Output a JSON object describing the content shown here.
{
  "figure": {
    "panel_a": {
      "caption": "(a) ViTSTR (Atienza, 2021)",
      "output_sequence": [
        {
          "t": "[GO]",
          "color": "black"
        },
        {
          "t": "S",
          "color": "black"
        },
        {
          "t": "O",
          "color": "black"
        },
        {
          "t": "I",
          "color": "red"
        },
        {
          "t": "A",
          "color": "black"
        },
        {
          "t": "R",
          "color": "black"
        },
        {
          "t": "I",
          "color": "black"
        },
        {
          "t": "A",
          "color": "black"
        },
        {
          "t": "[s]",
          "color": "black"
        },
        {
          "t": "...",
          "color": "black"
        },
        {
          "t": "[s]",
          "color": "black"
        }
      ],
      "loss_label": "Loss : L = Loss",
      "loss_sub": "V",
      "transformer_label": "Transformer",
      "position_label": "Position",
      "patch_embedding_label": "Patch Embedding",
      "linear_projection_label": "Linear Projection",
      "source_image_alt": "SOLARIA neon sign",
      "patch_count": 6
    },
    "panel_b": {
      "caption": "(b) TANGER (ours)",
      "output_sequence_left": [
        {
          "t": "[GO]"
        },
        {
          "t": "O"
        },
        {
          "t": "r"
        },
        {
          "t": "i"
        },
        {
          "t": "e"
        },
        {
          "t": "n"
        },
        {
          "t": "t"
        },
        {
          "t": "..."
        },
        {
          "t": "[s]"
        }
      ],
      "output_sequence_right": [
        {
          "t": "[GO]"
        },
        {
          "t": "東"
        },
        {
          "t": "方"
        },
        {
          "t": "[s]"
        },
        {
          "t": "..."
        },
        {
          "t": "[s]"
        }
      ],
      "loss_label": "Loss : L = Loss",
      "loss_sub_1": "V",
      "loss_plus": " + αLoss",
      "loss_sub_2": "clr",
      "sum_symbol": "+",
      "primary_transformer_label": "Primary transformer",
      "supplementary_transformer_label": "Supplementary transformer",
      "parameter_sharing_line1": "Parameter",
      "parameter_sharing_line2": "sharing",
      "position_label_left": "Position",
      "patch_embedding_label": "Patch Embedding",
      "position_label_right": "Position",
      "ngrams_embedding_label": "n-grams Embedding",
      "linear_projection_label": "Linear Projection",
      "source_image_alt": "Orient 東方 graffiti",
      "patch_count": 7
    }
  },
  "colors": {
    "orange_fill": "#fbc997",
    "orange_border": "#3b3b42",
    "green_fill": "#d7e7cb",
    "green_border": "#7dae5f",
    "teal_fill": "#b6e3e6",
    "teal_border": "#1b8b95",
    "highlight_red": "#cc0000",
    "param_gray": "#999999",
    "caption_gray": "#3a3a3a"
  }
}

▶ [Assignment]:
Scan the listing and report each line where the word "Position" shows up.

▶ [Response area]:
      "position_label": "Position",
      "position_label_left": "Position",
      "position_label_right": "Position",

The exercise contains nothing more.